Post-Proposition 13 revenue-raising strategies
Thanks Jan for suggestion this article on Planetizen.com: How We Pay For Growth.
On June 6, 1978, the voters of California passed Proposition 13, a citizen initiative that cut property taxes by more than half. The original intent was to reduce the size of government by controlling the amount of property tax levy. "But it is not the basic impulse of government to cut its own size," or as I like to argue, nor do governments have the capacity to "do something for nothing." Since then, "local government agencies throughout the state have gone into survival mode in two different ways."
"First, they have intensified their competition with one another for the revenue sources available." According to the report, the revenue competition has led to the plethora of outlet malls, entertainment retail centers, and regional malls, and even "the boomlet in the creation of new cities" in the last twenty years.

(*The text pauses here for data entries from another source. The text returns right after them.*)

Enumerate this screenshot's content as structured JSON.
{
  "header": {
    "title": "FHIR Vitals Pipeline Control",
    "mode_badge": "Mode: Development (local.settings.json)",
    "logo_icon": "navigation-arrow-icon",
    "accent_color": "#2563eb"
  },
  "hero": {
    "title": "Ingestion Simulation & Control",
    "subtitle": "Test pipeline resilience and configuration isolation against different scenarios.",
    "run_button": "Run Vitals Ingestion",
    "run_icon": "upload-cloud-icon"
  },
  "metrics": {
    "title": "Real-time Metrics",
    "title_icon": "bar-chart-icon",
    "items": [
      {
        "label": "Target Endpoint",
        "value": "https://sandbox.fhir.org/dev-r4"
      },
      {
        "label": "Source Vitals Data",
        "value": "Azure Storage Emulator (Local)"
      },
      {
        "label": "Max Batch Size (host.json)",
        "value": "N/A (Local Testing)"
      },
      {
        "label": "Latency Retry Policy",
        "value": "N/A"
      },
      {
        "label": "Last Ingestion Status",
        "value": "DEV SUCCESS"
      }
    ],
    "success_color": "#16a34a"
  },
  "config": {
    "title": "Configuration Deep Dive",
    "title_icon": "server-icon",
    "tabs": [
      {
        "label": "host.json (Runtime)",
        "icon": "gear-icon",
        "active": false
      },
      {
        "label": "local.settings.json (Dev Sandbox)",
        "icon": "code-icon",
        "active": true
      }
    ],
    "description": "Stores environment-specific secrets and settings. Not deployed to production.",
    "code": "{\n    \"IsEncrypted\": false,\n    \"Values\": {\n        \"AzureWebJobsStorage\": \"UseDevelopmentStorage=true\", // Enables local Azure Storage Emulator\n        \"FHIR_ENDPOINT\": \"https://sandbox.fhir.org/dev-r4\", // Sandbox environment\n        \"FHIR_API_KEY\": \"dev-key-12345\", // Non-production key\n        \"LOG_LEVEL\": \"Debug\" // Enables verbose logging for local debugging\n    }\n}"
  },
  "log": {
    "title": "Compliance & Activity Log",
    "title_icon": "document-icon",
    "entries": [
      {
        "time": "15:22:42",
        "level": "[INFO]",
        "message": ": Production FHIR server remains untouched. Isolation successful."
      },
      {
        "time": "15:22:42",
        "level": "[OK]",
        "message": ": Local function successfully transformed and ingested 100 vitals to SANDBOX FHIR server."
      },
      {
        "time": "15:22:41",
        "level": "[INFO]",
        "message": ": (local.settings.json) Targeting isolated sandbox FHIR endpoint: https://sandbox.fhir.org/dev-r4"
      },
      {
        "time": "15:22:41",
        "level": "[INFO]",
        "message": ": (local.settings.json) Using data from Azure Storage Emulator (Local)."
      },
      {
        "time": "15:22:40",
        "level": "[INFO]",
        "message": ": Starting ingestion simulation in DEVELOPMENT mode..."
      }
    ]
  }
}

"Second, they have been endlessly inventive in finding new sources of revenue that are not subject to Prop. 13's limitations." Those "post-Proposition 13 revenue-raising strategies" include parcel taxes, Mello-Roos taxes, development impact fees, or special assessment districts.